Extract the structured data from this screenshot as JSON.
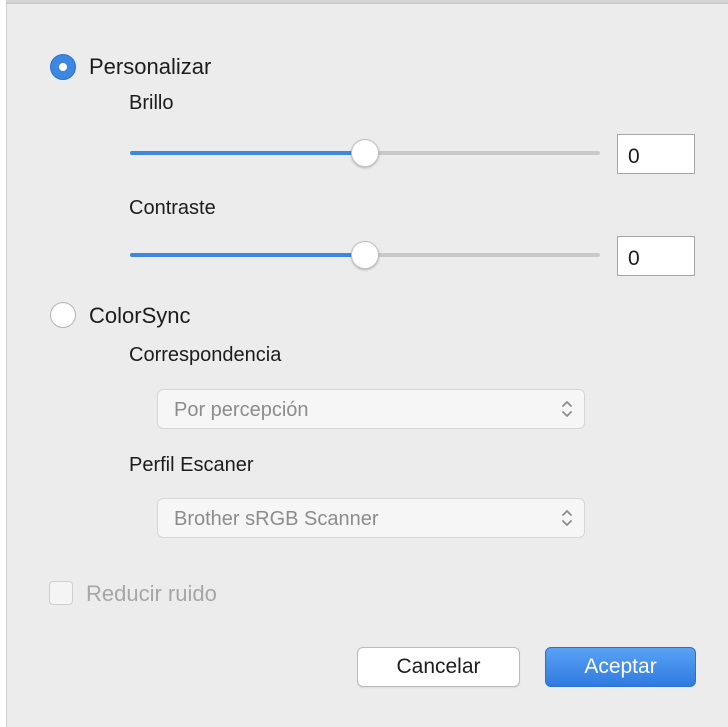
{
  "mode": {
    "custom": {
      "label": "Personalizar",
      "selected": true
    },
    "colorsync": {
      "label": "ColorSync",
      "selected": false
    }
  },
  "brightness": {
    "label": "Brillo",
    "value": "0",
    "slider_fraction": 0.5
  },
  "contrast": {
    "label": "Contraste",
    "value": "0",
    "slider_fraction": 0.5
  },
  "matching": {
    "label": "Correspondencia",
    "selected": "Por percepción",
    "enabled": false
  },
  "scanner_profile": {
    "label": "Perfil Escaner",
    "selected": "Brother sRGB Scanner",
    "enabled": false
  },
  "noise_reduction": {
    "label": "Reducir ruido",
    "checked": false,
    "enabled": false
  },
  "buttons": {
    "cancel": "Cancelar",
    "accept": "Aceptar"
  },
  "colors": {
    "accent": "#3d87e0",
    "disabled_text": "#a6a6a6",
    "background": "#ececec"
  }
}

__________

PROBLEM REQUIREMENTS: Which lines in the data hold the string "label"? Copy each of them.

RESULT FOR THIS TASK:
      "label": "Personalizar",
      "label": "ColorSync",
    "label": "Brillo",
    "label": "Contraste",
    "label": "Correspondencia",
    "label": "Perfil Escaner",
    "label": "Reducir ruido",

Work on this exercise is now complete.